This may seem a bit high for Vacarro, but he is a player who will likely see a meteoric draft rise much like Mark Barron's due to his versatile and safe game at safety.
While this could possibly push him out of the range of the Lions draft pick, if he falls to them he would be a great addition who could form a lethal back end duo with Louis Delmas.
Vaccaro stands 6'1" and weighs 218 lbs, but it is his cornerback-like movement skills that really make him a special prospect. While Vaccaro has the skills to play the run in the box and cover the deep half with ease, his performance against slot wide receivers this season is what is making GMs salivate.
He dominated his matchups with the lethal Tavon Austin and Ryan Broyles last season, and his agility, speed and technique should let him continue to do this as a professional.
This skill should also extend to receiving tight ends.
Vaccaro should not be mistaken for a cornerback playing safety, though. His frame is well-built for playing the run, and although he does try to knock guys out too much rather than wrapping up, he more than does his role against the run. He is also a good zone cover safety who can make plays when playing the zone and with the range to play cover one.

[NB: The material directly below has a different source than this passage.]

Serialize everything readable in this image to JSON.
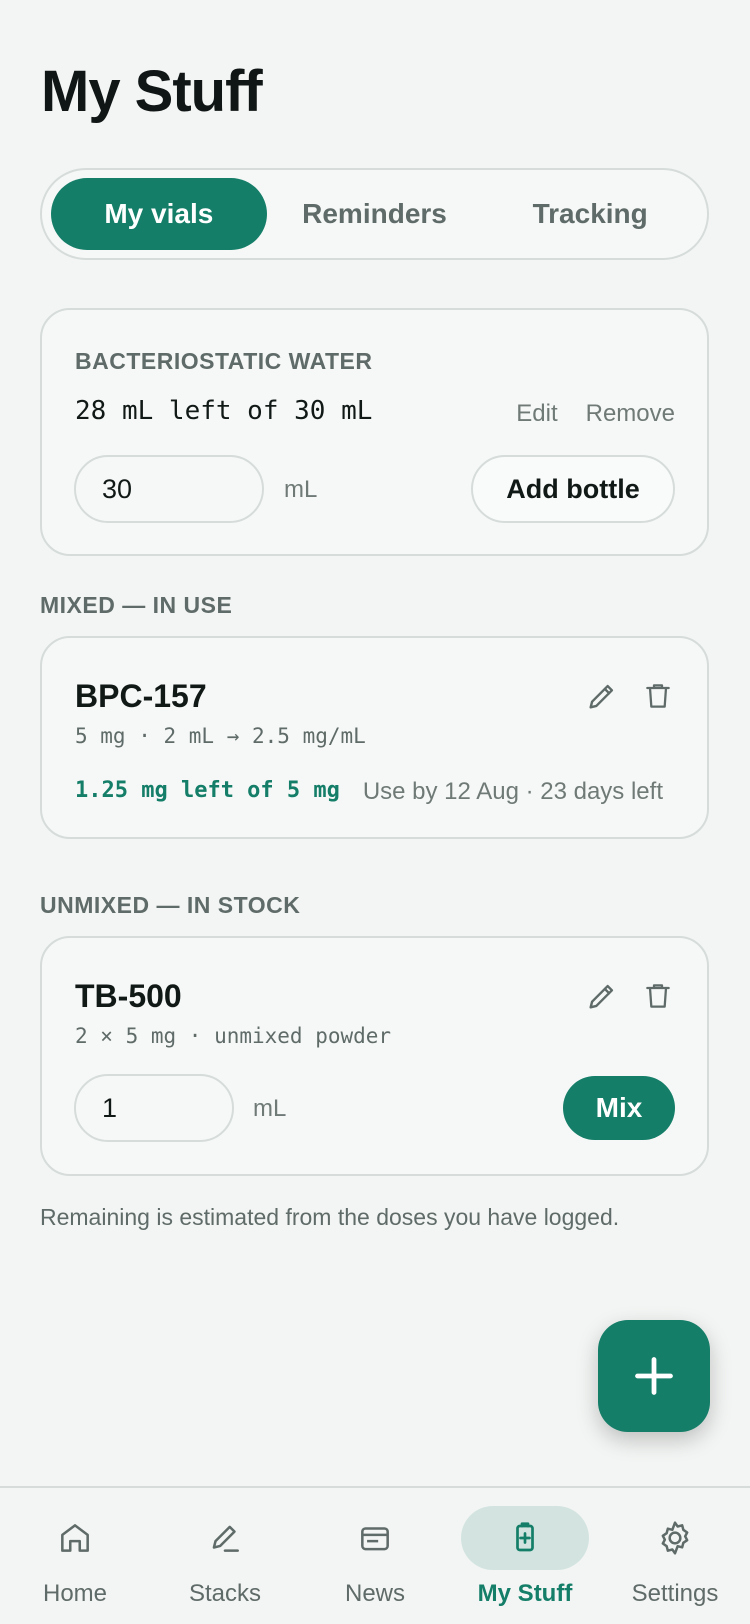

As any Lions fan is well aware of, the Lions need to improve their secondary, and while cornerback is a more pressing need, Vaccaro would give the Lions defense an element that very few teams have, and that would help minimize the impact that athletic mismatch tight ends and slot receivers can have against a base defense.